> Work request
Locate every line in the records below that contains the word "screenshot", and copy each one.

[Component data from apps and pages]
◇ ◇ ◇ ◇ ◇

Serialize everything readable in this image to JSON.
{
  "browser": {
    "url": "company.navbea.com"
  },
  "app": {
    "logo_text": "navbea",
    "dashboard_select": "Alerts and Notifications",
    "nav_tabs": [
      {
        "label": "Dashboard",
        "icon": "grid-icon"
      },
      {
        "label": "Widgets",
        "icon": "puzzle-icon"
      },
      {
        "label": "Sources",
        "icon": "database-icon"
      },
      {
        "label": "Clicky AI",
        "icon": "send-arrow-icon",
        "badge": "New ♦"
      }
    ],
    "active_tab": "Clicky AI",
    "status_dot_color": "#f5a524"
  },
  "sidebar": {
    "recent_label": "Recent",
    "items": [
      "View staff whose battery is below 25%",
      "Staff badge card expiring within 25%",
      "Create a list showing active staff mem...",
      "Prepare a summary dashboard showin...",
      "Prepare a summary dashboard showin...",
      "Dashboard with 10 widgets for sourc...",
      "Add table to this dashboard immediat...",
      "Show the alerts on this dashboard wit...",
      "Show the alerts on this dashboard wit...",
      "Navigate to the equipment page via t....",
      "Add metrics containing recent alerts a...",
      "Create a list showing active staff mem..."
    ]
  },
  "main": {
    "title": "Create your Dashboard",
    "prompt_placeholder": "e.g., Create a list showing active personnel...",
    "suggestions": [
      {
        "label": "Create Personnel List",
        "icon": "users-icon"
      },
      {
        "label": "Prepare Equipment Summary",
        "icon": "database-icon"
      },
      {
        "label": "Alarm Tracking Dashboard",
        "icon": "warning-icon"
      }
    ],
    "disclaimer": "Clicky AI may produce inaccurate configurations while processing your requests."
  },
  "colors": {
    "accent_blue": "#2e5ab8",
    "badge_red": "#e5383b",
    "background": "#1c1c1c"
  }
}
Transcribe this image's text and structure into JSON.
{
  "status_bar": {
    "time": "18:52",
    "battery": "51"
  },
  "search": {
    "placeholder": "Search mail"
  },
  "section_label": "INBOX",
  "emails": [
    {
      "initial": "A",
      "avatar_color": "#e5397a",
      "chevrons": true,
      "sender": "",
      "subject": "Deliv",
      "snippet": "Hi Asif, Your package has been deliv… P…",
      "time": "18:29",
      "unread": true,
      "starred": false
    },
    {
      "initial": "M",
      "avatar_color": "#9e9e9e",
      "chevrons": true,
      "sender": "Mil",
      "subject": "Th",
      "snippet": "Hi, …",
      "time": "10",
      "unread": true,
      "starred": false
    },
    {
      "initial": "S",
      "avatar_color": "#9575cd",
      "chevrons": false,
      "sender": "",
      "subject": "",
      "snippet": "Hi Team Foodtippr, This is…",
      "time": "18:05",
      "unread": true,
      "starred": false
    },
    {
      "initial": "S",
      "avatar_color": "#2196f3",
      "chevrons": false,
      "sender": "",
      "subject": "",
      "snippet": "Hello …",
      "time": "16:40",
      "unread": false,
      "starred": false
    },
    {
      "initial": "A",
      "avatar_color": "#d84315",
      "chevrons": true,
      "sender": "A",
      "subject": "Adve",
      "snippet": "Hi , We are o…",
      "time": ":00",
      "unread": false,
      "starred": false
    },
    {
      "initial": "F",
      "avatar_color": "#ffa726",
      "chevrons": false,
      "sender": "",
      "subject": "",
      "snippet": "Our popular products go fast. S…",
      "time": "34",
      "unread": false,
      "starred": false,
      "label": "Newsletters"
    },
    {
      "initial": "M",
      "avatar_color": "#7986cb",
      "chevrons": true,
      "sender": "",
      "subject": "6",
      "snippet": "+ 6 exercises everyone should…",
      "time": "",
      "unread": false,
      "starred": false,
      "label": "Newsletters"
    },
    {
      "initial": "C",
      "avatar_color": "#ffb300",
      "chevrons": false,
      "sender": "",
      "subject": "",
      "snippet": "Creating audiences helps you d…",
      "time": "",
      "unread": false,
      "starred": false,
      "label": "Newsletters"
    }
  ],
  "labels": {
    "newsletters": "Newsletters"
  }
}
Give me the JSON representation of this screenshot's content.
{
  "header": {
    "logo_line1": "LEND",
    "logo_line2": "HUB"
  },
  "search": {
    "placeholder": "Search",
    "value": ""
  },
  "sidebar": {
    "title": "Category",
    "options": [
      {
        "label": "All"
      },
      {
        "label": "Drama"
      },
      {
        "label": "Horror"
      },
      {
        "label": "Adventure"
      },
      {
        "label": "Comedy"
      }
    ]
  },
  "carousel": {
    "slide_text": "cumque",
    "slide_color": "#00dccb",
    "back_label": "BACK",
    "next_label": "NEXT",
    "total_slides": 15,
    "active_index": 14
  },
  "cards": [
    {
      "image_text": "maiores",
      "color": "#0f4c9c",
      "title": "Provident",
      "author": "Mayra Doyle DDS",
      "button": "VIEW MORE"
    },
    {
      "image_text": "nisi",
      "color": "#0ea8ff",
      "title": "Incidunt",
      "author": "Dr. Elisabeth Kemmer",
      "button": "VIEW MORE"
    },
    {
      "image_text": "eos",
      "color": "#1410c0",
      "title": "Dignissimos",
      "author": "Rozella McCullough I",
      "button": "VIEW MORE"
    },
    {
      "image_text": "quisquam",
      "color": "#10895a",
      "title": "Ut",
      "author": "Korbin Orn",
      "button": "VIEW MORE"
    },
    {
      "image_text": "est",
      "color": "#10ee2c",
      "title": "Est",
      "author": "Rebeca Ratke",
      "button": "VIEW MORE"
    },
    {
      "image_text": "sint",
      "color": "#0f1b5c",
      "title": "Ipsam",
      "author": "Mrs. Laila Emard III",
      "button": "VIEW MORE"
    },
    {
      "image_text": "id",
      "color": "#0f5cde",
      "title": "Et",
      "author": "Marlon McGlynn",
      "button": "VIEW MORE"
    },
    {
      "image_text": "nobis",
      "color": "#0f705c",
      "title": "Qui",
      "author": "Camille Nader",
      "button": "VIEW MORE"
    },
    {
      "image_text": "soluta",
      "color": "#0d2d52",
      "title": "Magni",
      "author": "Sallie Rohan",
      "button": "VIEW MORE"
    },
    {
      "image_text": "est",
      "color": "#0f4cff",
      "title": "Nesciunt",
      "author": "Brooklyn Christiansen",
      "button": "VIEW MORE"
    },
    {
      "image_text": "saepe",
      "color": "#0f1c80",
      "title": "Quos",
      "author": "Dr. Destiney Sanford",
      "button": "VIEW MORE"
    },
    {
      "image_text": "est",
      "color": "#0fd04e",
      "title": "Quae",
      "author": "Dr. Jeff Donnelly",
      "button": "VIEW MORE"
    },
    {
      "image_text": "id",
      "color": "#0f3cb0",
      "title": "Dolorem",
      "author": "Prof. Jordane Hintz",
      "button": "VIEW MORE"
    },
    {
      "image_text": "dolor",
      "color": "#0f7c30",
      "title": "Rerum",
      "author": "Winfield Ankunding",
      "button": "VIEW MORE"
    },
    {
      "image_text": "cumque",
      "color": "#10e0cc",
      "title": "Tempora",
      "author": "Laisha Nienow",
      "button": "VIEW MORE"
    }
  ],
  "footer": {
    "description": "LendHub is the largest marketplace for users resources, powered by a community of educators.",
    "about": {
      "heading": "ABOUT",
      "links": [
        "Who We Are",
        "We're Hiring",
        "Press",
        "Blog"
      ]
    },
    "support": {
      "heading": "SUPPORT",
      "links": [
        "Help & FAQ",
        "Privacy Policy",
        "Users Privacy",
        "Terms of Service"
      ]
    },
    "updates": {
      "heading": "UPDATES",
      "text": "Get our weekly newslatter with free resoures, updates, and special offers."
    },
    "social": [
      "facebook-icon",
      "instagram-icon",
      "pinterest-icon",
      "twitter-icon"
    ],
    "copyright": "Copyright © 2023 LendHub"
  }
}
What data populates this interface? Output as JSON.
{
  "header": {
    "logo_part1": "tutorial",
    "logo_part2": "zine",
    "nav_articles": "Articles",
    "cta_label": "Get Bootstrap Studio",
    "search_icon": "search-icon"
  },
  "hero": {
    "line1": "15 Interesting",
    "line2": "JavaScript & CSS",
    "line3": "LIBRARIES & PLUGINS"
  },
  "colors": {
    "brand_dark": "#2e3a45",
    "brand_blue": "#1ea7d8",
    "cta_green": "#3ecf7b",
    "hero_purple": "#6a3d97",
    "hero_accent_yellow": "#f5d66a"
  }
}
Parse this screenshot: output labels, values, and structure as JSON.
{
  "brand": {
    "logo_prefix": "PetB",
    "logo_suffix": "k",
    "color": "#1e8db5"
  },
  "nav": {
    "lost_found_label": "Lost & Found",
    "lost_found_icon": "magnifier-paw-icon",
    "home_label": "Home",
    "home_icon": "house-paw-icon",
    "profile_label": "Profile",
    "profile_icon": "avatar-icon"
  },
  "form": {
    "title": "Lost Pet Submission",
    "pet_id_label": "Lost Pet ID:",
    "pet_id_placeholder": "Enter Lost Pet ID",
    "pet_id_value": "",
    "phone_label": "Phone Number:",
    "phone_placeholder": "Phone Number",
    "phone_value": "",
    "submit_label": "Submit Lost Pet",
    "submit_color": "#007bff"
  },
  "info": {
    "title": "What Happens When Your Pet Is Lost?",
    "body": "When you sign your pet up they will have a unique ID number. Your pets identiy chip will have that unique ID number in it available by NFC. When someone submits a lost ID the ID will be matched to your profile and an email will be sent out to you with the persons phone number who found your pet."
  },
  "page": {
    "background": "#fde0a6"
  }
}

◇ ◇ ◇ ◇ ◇

> Written solution
Give me the JSON representation of this screenshot's content.
Parse this screenshot: output labels, values, and structure as JSON.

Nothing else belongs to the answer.